While the economy in much of the country has been recovering from the effects of the recession, New Mexico’s economy has lagged in terms of poverty, home ownership, unemployment, and underemployment. These circumstances add stress to already stretched budgets, leaving many families with difficult decisions each month. Thousands of the state’s families are struggling to put food on the table, and healthy options are not always the most cost effective. This can exacerbate or lead to multiple health conditions. We recognize that hunger is both the cause and effect of poor health. Because the link between food and health is critically important Roadrunner Food Bank is working to create specialized programming as part of the Health and Wellness Initiative.
According to Hunger in America 2014, 66% of our clients choose between paying for food and transportation. This number, however, is only accurate for those within our current network of services. We know that there are many more individuals struggling with food insecurity and access to healthy food options. To reach the most vulnerable with the least access to our current services, Roadrunner, in partnership with the University of New Mexico Family Health Clinics, is piloting Healthy Foods Markets.
The Healthy Foods Market is a produce distribution that takes place weekly at a healthcare clinic.
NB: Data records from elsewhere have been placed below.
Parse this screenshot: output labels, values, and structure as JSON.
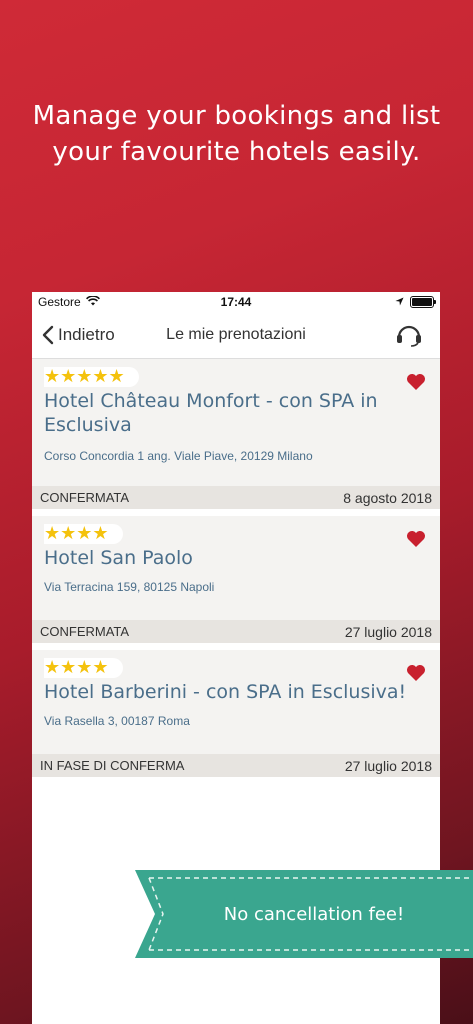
{
  "headline": {
    "line1": "Manage your bookings and list",
    "line2": "your favourite hotels easily."
  },
  "status_bar": {
    "carrier": "Gestore",
    "time": "17:44"
  },
  "navbar": {
    "back_label": "Indietro",
    "title": "Le mie prenotazioni"
  },
  "bookings": [
    {
      "stars": "★★★★★",
      "name": "Hotel Château Monfort - con SPA in Esclusiva",
      "address": "Corso Concordia 1 ang. Viale Piave, 20129 Milano",
      "status": "CONFERMATA",
      "date": "8 agosto 2018"
    },
    {
      "stars": "★★★★",
      "name": "Hotel San Paolo",
      "address": "Via Terracina 159, 80125 Napoli",
      "status": "CONFERMATA",
      "date": "27 luglio 2018"
    },
    {
      "stars": "★★★★",
      "name": "Hotel Barberini - con SPA in Esclusiva!",
      "address": "Via Rasella 3, 00187 Roma",
      "status": "IN FASE DI CONFERMA",
      "date": "27 luglio 2018"
    }
  ],
  "banner": {
    "text": "No cancellation fee!"
  },
  "colors": {
    "brand_red": "#c62634",
    "star": "#f4c20d",
    "hotel_text": "#4a6e8a",
    "heart": "#c8202e",
    "banner": "#3aa68f"
  },
  "icons": {
    "back": "chevron-left-icon",
    "support": "headset-icon",
    "favourite": "heart-icon",
    "wifi": "wifi-icon",
    "location": "location-arrow-icon",
    "battery": "battery-icon"
  }
}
It is designed to mimic a farmer’s market, with the major difference being that food is offered at no-cost. Produce is delivered from Roadrunner Food Bank and set up by clinic staff. Eligible patients can select products for their household. All produce is distributed in one day with no need for ongoing storage.
Distribution at the clinic allows patients to pick up produce in a familiar and convenient location. It also offers a unique opportunity for medical providers to engage in further dialogue with patients about their health needs. Clinic staff reaches out to patients who have chronic diseases, such as diabetes, or families with young children to invite them to the distribution. It has been an opportunity for clinic staff, especially the Community Health Workers, to offer a tangible resource to patients who are struggling with multiple symptoms of poverty.
When patients arrive to pick up their produce, they are greeted, often by name, by clinic staff. This deepens the relationships the patients have with the staff and can increase the likelihood that they continue with follow up visits. Clinic staff also use the distribution reminder calls as a chance to check in on patient goals and to schedule follow up visits.
As we continue to pilot the Healthy Foods Market model at clinics across New Mexico, we hope to see continued engagement from medical providers. Additionally, we hope that patients will report increased access to fresh fruits and vegetables, as well as increased preparation of healthy foods in the home. We envision a model that allows clinic staff to offer a holistic approach to meet patient needs and improve health outcomes for the communities we serve.
Tabatha Bennett, a born and raised New Mexican, is passionate about improving the health and wellness of her community. As the Senior Community Initiatives Manager at Roadrunner Food Bank, her focus is on health and outcomes services. She works to build partnerships with various individuals in the healthcare and nonprofit industries, and create innovative programs to address the intersection of hunger and health.